---------- SOURCE MATERIAL

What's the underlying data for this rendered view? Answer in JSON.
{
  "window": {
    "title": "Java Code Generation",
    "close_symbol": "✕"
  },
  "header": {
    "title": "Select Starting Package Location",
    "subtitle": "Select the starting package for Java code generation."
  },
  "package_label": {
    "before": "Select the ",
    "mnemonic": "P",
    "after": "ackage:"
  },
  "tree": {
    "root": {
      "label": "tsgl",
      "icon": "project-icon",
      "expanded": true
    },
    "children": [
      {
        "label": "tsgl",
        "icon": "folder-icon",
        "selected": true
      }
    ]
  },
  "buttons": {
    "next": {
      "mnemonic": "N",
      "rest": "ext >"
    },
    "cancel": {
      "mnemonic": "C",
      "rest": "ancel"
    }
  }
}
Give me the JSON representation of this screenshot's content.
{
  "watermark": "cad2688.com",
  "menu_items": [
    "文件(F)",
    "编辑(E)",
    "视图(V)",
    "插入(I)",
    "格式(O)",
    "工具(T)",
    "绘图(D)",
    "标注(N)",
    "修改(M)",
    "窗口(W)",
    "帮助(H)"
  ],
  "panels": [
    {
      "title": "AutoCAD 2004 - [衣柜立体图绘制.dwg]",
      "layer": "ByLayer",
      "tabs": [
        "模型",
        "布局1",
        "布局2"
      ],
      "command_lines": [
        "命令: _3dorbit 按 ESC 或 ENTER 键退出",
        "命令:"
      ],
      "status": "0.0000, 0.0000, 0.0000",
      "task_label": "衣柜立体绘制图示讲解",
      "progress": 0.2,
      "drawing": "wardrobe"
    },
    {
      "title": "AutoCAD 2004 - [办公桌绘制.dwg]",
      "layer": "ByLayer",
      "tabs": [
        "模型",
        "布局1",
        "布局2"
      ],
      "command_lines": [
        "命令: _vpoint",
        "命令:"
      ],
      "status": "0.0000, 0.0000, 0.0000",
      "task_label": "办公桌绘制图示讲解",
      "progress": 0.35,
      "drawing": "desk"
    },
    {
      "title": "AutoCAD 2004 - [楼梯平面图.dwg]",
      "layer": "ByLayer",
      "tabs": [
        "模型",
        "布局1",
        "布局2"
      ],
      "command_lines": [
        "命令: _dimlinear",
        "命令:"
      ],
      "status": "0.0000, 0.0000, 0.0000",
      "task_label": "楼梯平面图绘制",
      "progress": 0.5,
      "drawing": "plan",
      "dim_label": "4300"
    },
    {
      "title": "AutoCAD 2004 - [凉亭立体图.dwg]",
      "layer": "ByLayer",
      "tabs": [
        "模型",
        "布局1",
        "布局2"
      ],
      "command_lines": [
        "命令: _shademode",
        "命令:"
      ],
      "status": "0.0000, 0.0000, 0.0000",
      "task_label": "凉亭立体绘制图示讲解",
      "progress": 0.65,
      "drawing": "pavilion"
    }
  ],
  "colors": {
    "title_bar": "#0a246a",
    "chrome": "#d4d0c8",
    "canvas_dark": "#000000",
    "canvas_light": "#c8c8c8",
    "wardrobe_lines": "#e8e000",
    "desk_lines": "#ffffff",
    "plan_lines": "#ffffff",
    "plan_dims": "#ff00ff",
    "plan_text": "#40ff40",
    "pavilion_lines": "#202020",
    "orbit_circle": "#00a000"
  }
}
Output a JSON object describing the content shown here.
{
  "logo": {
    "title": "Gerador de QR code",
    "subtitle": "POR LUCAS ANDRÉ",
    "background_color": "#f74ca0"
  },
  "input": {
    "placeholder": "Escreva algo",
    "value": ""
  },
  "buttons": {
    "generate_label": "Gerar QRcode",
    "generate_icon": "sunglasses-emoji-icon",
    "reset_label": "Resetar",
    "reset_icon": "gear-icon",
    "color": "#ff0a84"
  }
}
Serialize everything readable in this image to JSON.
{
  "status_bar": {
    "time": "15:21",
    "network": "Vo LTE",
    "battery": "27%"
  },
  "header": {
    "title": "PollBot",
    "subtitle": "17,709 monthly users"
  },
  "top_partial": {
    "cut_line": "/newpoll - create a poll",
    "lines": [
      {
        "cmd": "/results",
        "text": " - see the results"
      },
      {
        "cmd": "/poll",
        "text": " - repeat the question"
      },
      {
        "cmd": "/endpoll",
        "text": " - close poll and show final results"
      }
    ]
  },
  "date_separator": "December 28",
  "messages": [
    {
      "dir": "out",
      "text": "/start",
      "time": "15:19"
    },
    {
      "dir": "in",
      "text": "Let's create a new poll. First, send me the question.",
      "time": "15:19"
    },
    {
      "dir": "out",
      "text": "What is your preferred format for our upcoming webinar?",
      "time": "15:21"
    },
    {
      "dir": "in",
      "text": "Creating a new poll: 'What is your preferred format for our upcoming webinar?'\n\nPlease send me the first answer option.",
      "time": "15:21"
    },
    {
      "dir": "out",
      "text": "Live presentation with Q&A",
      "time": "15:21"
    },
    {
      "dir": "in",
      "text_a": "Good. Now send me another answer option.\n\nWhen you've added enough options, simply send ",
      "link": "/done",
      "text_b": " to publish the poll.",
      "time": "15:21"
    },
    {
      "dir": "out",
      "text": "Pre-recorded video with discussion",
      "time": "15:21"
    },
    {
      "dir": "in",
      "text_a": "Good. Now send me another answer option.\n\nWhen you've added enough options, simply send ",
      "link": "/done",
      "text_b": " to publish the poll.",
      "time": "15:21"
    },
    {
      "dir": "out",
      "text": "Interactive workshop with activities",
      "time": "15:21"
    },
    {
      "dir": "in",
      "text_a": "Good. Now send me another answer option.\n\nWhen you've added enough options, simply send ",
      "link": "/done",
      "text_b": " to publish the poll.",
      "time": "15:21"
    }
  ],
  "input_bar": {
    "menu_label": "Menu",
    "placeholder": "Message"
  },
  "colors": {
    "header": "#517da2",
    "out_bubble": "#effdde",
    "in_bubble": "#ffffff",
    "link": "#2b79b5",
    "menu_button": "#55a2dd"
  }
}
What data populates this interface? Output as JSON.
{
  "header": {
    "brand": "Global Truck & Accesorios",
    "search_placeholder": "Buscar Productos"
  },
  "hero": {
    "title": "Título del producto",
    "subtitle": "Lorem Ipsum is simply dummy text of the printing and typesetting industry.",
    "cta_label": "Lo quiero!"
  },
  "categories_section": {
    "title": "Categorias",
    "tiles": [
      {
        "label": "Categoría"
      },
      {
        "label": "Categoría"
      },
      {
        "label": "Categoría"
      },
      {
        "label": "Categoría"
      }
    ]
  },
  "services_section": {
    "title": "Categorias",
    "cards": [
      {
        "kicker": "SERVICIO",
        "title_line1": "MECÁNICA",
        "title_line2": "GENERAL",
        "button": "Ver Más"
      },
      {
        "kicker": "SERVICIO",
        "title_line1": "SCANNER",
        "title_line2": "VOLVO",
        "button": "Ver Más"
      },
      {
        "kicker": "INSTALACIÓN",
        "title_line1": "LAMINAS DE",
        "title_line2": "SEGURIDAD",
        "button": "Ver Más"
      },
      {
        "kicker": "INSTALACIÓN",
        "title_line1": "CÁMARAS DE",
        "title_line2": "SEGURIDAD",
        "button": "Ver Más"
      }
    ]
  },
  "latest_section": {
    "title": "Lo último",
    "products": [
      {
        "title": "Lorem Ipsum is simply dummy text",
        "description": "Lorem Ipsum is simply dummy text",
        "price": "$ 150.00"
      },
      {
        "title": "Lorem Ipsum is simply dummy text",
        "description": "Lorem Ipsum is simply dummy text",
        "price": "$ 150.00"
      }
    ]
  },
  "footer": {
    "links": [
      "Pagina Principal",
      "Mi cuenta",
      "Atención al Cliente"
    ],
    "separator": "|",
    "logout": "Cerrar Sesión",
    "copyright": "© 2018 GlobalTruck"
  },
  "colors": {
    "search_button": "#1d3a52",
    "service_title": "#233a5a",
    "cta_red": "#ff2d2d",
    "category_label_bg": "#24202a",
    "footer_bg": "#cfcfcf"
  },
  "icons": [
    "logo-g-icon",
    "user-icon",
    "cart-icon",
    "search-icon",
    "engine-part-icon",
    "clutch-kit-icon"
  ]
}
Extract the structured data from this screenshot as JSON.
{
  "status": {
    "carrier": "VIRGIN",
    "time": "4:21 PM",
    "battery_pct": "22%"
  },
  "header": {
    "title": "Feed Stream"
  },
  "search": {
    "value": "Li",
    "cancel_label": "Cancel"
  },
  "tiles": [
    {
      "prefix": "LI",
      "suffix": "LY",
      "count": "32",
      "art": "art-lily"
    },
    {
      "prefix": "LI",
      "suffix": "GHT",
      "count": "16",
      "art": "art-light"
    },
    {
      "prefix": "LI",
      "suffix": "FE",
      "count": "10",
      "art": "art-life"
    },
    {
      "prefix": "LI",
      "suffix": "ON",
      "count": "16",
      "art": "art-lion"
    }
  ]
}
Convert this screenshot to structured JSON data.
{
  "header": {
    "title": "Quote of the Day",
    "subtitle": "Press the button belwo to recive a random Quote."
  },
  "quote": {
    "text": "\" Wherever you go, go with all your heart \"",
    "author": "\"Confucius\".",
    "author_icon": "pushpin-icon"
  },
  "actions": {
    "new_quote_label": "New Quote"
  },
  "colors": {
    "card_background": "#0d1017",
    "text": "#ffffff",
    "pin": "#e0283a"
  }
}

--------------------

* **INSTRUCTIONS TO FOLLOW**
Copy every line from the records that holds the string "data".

* **ANSWER TO THE EXERCISE**
What's the underlying data for this rendered view? Answer in JSON.
What data populates this interface? Output as JSON.
Extract the structured data from this screenshot as JSON.
Convert this screenshot to structured JSON data.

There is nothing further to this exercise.